▸ **WORK INSTRUCTIONS**
Each line that includes "Brush" must be copied from the records.

Data items
-------

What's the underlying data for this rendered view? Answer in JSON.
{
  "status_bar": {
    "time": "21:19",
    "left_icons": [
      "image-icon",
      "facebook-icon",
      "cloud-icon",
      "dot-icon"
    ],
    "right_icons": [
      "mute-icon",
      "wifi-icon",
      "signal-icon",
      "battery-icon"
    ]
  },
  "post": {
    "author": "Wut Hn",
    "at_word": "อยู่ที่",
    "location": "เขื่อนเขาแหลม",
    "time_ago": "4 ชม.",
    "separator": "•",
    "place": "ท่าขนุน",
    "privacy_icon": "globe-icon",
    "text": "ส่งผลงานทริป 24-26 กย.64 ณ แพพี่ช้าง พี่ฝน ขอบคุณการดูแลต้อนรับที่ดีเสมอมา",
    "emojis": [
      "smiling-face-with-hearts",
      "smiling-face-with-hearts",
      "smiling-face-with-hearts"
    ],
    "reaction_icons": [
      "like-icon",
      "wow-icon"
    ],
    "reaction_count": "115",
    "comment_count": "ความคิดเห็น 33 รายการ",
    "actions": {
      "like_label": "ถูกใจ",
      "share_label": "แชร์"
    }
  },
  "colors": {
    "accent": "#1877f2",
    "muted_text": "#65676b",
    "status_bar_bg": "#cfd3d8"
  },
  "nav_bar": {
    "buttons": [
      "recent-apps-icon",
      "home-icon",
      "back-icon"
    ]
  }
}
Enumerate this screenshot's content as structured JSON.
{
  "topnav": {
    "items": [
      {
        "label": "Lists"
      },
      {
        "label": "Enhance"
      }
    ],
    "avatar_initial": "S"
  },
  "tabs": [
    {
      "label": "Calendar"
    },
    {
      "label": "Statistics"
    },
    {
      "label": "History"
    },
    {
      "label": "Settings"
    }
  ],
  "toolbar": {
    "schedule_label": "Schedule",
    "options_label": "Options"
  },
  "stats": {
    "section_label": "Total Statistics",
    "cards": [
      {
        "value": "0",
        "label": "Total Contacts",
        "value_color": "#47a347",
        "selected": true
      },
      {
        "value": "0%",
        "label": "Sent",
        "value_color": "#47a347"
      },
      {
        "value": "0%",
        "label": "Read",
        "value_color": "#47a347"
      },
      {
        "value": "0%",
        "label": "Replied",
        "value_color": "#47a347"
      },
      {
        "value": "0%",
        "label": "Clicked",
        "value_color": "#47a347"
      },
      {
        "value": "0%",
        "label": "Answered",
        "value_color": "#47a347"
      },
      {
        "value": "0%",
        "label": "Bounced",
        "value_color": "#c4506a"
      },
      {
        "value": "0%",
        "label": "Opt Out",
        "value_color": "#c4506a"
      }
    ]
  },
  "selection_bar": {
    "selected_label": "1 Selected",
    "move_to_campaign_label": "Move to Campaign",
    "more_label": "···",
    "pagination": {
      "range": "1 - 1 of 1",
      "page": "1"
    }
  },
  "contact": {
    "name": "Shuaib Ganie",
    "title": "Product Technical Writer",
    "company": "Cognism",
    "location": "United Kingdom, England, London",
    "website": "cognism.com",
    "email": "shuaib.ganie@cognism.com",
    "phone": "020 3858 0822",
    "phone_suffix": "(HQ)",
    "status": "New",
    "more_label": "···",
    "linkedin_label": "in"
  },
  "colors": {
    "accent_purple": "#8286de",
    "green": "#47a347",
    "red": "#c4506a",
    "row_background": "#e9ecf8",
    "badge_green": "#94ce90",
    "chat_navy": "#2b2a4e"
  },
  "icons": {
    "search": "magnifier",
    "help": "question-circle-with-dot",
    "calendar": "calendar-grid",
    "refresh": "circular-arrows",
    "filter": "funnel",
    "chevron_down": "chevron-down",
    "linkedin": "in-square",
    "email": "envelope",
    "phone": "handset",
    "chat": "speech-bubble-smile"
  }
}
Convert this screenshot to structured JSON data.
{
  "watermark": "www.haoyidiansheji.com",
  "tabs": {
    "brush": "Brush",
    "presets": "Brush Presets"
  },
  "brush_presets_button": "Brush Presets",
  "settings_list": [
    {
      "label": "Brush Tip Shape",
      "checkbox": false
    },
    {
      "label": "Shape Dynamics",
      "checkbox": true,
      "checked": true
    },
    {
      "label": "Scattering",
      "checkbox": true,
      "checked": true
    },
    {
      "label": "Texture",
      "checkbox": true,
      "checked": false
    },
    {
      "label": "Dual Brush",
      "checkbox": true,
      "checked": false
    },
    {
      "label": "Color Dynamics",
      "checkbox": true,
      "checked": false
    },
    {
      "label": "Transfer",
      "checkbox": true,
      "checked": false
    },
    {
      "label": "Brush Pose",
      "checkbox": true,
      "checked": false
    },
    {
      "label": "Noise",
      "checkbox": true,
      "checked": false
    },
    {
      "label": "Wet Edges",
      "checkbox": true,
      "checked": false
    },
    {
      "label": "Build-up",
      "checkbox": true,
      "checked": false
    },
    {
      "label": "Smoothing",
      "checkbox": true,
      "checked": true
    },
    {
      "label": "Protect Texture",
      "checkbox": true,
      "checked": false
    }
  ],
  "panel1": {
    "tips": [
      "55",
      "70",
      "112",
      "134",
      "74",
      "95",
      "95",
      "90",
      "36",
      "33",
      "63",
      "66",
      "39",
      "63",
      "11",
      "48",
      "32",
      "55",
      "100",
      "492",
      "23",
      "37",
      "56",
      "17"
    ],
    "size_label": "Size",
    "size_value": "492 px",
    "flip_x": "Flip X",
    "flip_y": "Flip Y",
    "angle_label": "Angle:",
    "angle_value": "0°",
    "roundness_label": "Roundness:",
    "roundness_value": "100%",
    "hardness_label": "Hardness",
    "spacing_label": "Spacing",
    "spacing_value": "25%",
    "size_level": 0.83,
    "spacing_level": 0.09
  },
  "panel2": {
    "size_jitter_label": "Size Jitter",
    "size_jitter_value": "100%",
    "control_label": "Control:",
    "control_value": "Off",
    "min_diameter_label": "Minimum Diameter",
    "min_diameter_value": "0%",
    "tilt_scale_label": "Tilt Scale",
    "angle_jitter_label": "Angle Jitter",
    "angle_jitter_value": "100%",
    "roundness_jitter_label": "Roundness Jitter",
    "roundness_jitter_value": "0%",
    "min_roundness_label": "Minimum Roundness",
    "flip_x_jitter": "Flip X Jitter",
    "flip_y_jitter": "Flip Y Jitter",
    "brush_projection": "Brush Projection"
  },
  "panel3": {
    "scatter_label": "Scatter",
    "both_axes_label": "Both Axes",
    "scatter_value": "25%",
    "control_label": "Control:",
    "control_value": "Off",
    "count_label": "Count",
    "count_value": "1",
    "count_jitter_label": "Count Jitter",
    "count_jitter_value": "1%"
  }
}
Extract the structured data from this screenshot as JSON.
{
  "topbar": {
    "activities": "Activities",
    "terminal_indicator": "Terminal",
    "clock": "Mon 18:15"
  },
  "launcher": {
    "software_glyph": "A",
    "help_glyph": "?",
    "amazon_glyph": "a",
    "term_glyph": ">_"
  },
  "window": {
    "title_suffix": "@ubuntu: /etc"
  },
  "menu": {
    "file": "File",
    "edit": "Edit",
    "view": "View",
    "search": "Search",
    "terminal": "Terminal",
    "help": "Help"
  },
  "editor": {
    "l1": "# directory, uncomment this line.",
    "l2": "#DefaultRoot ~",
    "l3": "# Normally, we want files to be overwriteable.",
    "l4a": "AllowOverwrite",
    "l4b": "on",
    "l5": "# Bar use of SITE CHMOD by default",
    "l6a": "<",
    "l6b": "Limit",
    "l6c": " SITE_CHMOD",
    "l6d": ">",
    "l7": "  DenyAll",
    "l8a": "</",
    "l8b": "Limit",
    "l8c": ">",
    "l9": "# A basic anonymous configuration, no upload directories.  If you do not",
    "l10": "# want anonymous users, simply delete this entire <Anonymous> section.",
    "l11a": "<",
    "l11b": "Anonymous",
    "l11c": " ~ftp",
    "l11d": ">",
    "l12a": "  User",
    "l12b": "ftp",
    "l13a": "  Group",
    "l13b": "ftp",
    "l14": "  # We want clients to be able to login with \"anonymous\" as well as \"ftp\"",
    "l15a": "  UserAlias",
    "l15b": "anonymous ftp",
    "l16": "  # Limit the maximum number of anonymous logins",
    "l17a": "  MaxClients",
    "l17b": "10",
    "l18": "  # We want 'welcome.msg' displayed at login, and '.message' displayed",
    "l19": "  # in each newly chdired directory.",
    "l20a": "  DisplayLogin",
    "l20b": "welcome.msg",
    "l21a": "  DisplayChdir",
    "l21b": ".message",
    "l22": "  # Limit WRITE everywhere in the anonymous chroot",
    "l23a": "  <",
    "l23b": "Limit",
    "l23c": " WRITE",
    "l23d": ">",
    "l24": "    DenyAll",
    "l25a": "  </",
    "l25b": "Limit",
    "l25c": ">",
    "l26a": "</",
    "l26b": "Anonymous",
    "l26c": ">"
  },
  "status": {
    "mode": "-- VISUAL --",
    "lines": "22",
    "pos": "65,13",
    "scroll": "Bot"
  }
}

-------

▸ **TASK RESPONSE**
    "brush": "Brush",
    "presets": "Brush Presets"
  "brush_presets_button": "Brush Presets",
      "label": "Brush Tip Shape",
      "label": "Dual Brush",
      "label": "Brush Pose",
    "brush_projection": "Brush Projection"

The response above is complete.